Slow Food Tray
Slow Food Tray

EC: Tell me a little bit please about your creative collaboration.

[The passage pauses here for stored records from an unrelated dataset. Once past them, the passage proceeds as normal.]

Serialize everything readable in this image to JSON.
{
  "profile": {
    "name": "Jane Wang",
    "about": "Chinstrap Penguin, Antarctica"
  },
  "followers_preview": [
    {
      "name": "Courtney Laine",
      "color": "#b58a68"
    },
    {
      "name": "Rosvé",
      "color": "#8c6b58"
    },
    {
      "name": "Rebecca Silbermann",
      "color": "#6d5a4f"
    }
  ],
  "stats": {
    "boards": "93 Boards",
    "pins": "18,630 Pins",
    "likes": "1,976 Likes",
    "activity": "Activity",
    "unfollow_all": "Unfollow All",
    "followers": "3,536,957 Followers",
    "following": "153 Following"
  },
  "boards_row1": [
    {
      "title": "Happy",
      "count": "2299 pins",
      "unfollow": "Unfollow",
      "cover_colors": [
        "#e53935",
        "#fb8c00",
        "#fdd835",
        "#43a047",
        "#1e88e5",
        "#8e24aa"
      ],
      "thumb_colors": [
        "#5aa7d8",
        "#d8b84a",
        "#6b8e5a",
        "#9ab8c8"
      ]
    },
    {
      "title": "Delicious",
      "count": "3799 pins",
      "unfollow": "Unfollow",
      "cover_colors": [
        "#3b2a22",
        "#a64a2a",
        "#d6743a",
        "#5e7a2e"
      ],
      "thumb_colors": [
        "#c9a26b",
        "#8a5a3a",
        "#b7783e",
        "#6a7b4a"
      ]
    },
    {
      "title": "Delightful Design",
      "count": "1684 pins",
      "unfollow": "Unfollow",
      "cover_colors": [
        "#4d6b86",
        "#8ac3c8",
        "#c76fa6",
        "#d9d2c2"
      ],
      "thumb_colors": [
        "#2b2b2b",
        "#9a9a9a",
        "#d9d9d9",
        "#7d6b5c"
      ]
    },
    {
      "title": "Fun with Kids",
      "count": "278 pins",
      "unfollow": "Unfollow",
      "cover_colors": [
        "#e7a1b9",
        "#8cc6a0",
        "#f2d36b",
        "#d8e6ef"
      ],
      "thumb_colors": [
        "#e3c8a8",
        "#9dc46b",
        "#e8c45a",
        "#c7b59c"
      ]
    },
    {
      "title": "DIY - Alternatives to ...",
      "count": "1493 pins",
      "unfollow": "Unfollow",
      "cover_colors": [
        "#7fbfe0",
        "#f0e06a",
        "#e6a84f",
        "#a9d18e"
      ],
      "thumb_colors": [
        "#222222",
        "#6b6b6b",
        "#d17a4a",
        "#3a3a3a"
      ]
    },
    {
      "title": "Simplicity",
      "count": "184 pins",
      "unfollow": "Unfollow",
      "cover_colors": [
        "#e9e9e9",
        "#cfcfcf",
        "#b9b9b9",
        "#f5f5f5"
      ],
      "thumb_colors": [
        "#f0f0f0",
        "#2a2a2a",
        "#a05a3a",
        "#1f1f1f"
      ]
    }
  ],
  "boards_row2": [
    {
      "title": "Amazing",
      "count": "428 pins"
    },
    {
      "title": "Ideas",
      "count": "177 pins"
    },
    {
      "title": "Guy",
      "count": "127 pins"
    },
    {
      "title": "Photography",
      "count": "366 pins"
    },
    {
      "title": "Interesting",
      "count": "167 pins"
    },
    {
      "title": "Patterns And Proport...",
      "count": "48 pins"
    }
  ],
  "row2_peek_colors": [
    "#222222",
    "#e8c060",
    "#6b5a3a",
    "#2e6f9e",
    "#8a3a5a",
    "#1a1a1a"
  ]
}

What brings the two of you (Liz and Kegan) together as designers?

LK: When we did our first show together, it was just because it logistically made sense.  Neither of us had very much money or very many products, so we shared a space.  And then halfway through the preparations, we looked at each other and were like, “Huh, I don’t usually like working with other people, but this is going really well!”  We both work really, really hard.  We both have a similar aesthetic.  If you look at our personal artwork, it’s almost eerily similar, except Kegan works on a massive scale and I work on a tiny scale.  But probably most importantly, we both have grandiose dreams.  We convince each other that we can pull things off that, to everyone else, seems crazy and impossible.  And then we do it.

gilded eggs in their Egg Pants beside Kegan Fisher
gilded eggs nestled in their Egg Pants beside Kegan Fisher

EC: What’s coming up for you in 2009?  Next steps?

LK: Well, we’ve always got grand plans and new products in the works.  We’re almost ready to launch one of them, so keep an eye out!  Our next show will be ICFF (May 16-19, ’09).  In the meantime, we’re really interested in continuing to grow the website.  Readership has increased a lot recently; it’s very exciting.  Right now we’re working on a redesign of the site.  The look and feel will stay pretty much the same, but we’re bringing in more creative entrepreneurs to blog about their experiences.  In celebration of the 1-year anniversary of our blog (July 2009) we’ll be holding a show with work from some of our favorite creatives that we’ve interviewed.  I’m getting really excited about the play that can happen back-and-forth between the digital world and the physical world.  For example, bringing a group of people, who share having their names listed on our website, together in a physical space.  We’re also thinking about releasing a printed magazine.  We’d like to approach designing a magazine from a product-design point of view; design it like an object which we want people to love and keep.  We’d pull articles from our website which all fit a certain theme, and tie them closer together, elaborating on what the central message/lesson is.  Eventually I’d love to make a book.